Feathered friend turns into 'FriendS'
As I pulled back the curtains last Sunday morning, grateful for the extra hour in bed, it seemed I was not the only one!
Clearly visible in the daylight, not one, as before, (see earlier blog post) but two Barn Owls, eyes closed snoozing away the morning. I ran upstairs to our son's room, which is virtually opposite their wall hole, and captured this amazing image.
I'd love them to be one male and one female. They can then be affectionately known as 'Robin' and 'Virginia' after our guests who spotted we had an Owl the week before. Anyone reading this who knows anything about Owl gender please let us know! (Quite liking the idea of an Owl called 'Robin'!).
Okay, I hold my hand up with this one, it's been 'tweaked' but the light from the fading afternoon sunshine was pretty amazing, creating great shadows from the contrasting bleached uprights of the decking.
As I was playing with this image I started to realise that it actually breaks a standard 'rule' of photography (the rule of 'thirds') yet it still has a comfortable aesthetic, so why?
In a college 'print critique' sort of way, I started to analyse the shot I had taken. Not only does it break the rule of thirds, but it does so dramatically, by dividing the image exactly in half in such a way you can imagine the fold line. So my conclusion was this; the perfectly positioned yacht, and the small intersection with the handrail on the right both seem to smooth the eye's transition of the sharp line of sea and sky. The gentle stratus compliments the newly laid deck boards in a way that pure blue would not, all helping to balance out the 'error' of my compositional ways!
Do all of these thoughts pass through the mind of a photographer at the moment the shutter is pressed? Maybe, but if it does it's subliminal Somehow an image forms in the head that's right for the moment and it ends up with what you see here.
Rules eh? Good to know but even better to break.
A Slumber did my Spirit Seal
A slumber did my spirit seal;
I had no human fears:
She seemed a thing that could not feel
The touch of earthly years.
No motion has she now, no force;
She neither hears nor sees;

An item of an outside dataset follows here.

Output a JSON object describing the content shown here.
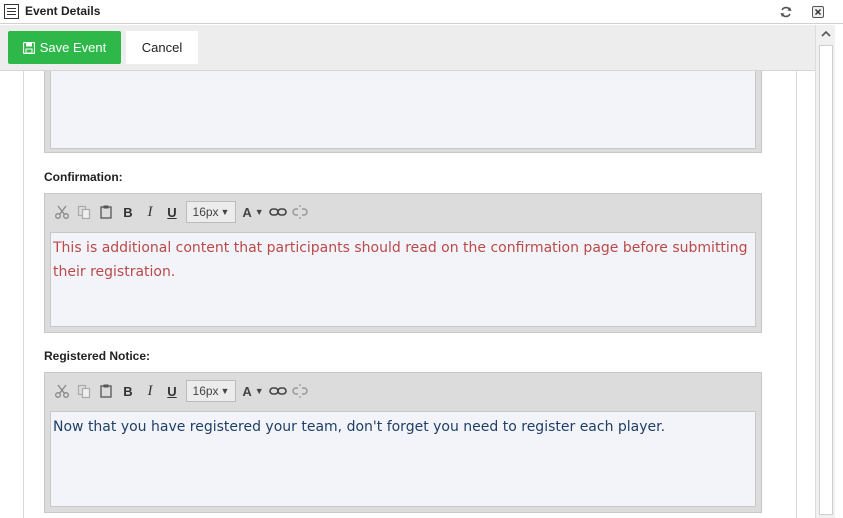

Rolled round in earth's diurnal course,
With rocks, and stones, and trees.
BY WILLIAM WORDSWORTH
Jacqueline and Geoff moved to the beautiful Isle of Arran in 2012, and have been visiting since 1998.